Observations of sea state variability across the south-west barrier reef-lagoon system of New-Caledonia from high-resolution Sentinel-3 measurements
Event: 2023 Ocean Surface Topography Science Team Meeting
Session: Coastal Altimetry
Presentation type: Type Forum only
Contribution: PDF file

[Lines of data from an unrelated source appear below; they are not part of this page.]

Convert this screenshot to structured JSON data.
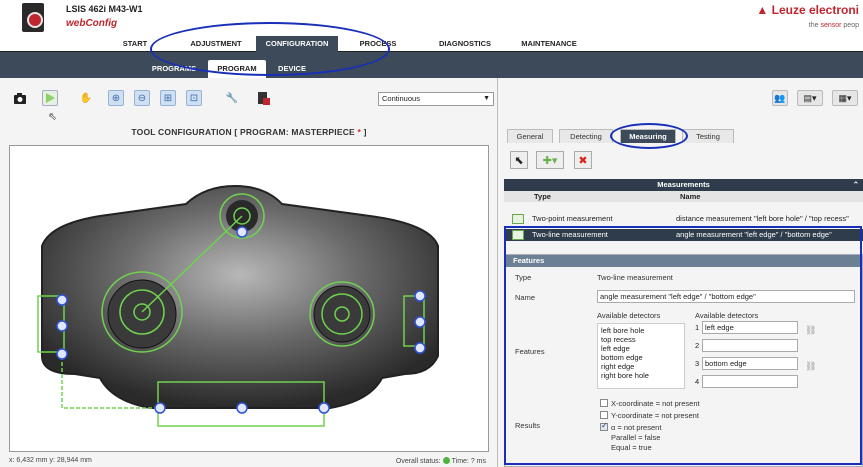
{
  "header": {
    "title": "LSIS 462i M43-W1",
    "subtitle": "webConfig",
    "brand": "▲ Leuze electroni",
    "tagline_prefix": "the ",
    "tagline_hl": "sensor",
    "tagline_suffix": " peop"
  },
  "mainnav": {
    "tabs": [
      {
        "label": "START"
      },
      {
        "label": "ADJUSTMENT"
      },
      {
        "label": "CONFIGURATION"
      },
      {
        "label": "PROCESS"
      },
      {
        "label": "DIAGNOSTICS"
      },
      {
        "label": "MAINTENANCE"
      }
    ],
    "active": "CONFIGURATION"
  },
  "subnav": {
    "tabs": [
      {
        "label": "PROGRAMS"
      },
      {
        "label": "PROGRAM"
      },
      {
        "label": "DEVICE"
      }
    ],
    "active": "PROGRAM"
  },
  "toolbar": {
    "mode": "Continuous",
    "icons": [
      "camera-icon",
      "play-icon",
      "hand-icon",
      "zoom-in-icon",
      "zoom-out-icon",
      "zoom-fit-icon",
      "zoom-area-icon",
      "wrench-icon",
      "save-icon"
    ]
  },
  "tool_title": {
    "text": "TOOL CONFIGURATION   [ PROGRAM: MASTERPIECE ",
    "star": "*",
    "suffix": " ]"
  },
  "status": {
    "coords": "x: 6,432 mm y: 28,944 mm",
    "overall_label": "Overall status:",
    "time": "Time: ? ms"
  },
  "right_tabs": [
    {
      "label": "General"
    },
    {
      "label": "Detecting"
    },
    {
      "label": "Measuring"
    },
    {
      "label": "Testing"
    }
  ],
  "measurements": {
    "header": "Measurements",
    "col_type": "Type",
    "col_name": "Name",
    "rows": [
      {
        "type": "Two-point measurement",
        "name": "distance measurement \"left bore hole\" / \"top recess\""
      },
      {
        "type": "Two-line measurement",
        "name": "angle measurement \"left edge\" / \"bottom edge\""
      }
    ]
  },
  "features": {
    "header": "Features",
    "type_label": "Type",
    "type_value": "Two-line measurement",
    "name_label": "Name",
    "name_value": "angle measurement \"left edge\" / \"bottom edge\"",
    "avail_label_1": "Available detectors",
    "avail_label_2": "Available detectors",
    "features_label": "Features",
    "detectors": [
      "left bore hole",
      "top recess",
      "left edge",
      "bottom edge",
      "right edge",
      "right bore hole"
    ],
    "slots": [
      {
        "num": "1",
        "value": "left edge"
      },
      {
        "num": "2",
        "value": ""
      },
      {
        "num": "3",
        "value": "bottom edge"
      },
      {
        "num": "4",
        "value": ""
      }
    ],
    "results_label": "Results",
    "results": {
      "x": "X-coordinate = not present",
      "y": "Y-coordinate = not present",
      "alpha": "α = not present",
      "parallel": "Parallel = false",
      "equal": "Equal = true"
    }
  }
}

The hydrodynamic functioning of barrier reef-lagoon (BRL) systems is key to understand the state of health of reef environment marine ecosystems. Moreover, coral reefs act as natural barriers, protecting coastlines from erosion and reducing the impact of storms and waves on the mainland. The dynamics of BRL systems is strongly controlled by incident waves. But in the case of extensive systems, such as the south-west lagoon of New-Caledonia, local winds blowing in the direction of maximum fetch are able to generate wind seas that can dominate the sea state conditions in the lagoon. To date, the spatial variability of sea states within extensive BRL systems has been little investigated because of the lack of data in such systems, and the inadequacy of local in situ sensors to characterize spatial patterns. The most comprehensive studies are certainly based on high-resolution modelling systems, coupling atmospheric, circulation and wave models, but the performance of these models are generally assessed only at a few specific locations, where in situ measurements are available. In this study, we investigate the capacity of satellite-borne radar measurements to monitor significant wave height (Hs) variability in the large south-west reef lagoon system of New-Caledonia over the period 2016-2021. We use high-resolution (20Hz) along-track measurements acquired from the SAR Radar Altimeter (SRAL) on board Sentinel-3A, which intersects the barrier reef with a near normal incidence. The 20Hz records are first filtered using an adaptive denoising method based on Empirical Mode Decomposition in order to enhance the signal-to-noise ratio at scales below 50km. A selection of S3A tracks occurring during energetic synoptic conditions are analyzed and reveal strong Hs gradients from offshore to the reef slope, with maximum reduction in the vicinity of the reef barrier as well as some systematic fluctuations within the lagoon. These patterns are investigated in combinations with in situ observations of wind and waves, as well as numerical model results, and are discussed to the light of existing knowledge on reef-lagoon dynamics and coastal altimetry performance.